> **TASK DIRECTIONS**: Any images in the material are to be dropped while every line is retyped exactly.

++++ GIVEN INFORMATION

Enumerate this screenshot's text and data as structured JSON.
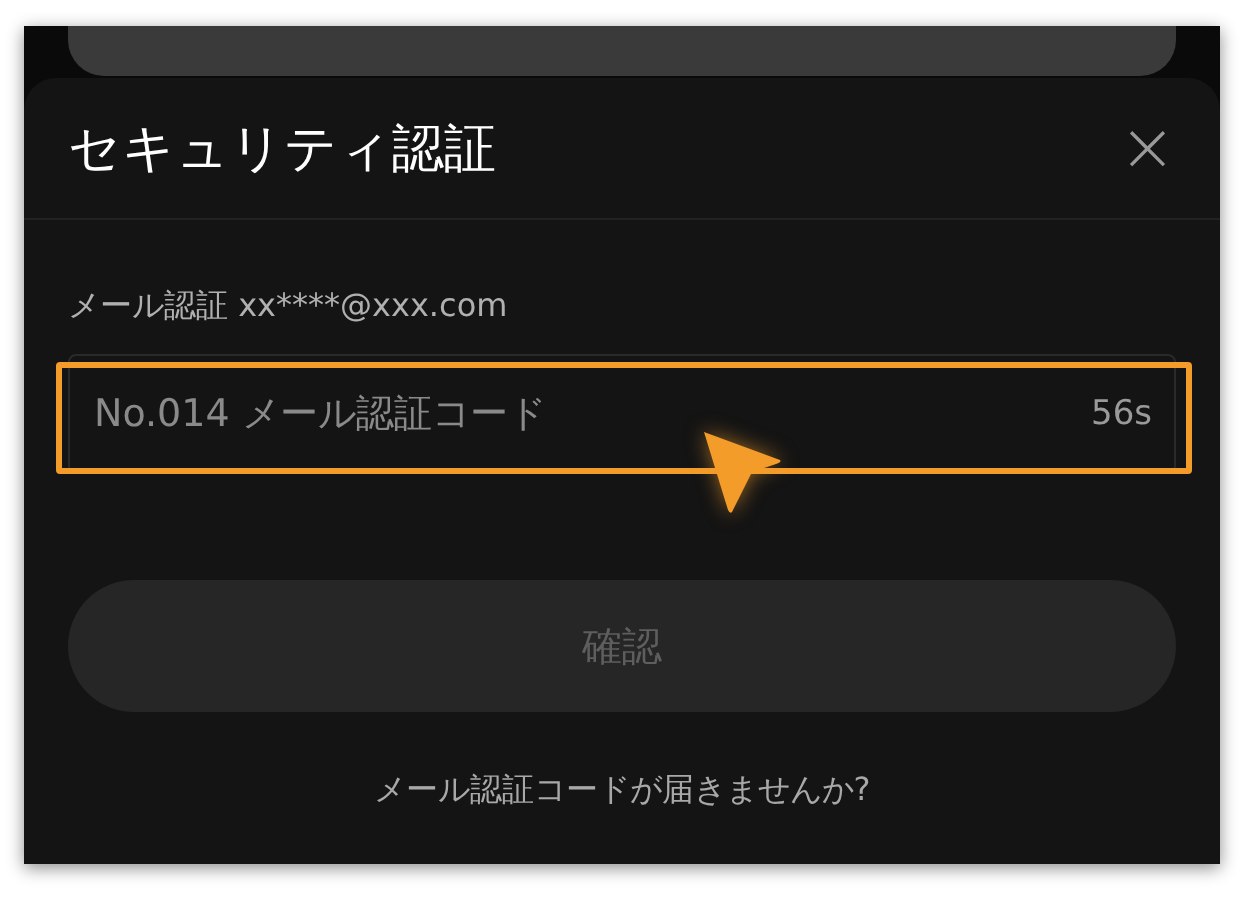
{
  "dialog": {
    "title": "セキュリティ認証",
    "close_icon": "×"
  },
  "email_label": "メール認証 xx****@xxx.com",
  "code_field": {
    "placeholder": "No.014 メール認証コード",
    "countdown": "56s"
  },
  "confirm_button": {
    "label": "確認",
    "disabled": true
  },
  "help_link": "メール認証コードが届きませんか?"
}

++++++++

> **ANSWER SPACE**:
Enumerate this screenshot's text and data as structured JSON.
{
  "dialog": {
    "title": "セキュリティ認証",
    "close_icon": "×"
  },
  "email_label": "メール認証 xx****@xxx.com",
  "code_field": {
    "placeholder": "No.014 メール認証コード",
    "countdown": "56s"
  },
  "confirm_button": {
    "label": "確認",
    "disabled": true
  },
  "help_link": "メール認証コードが届きませんか?"
}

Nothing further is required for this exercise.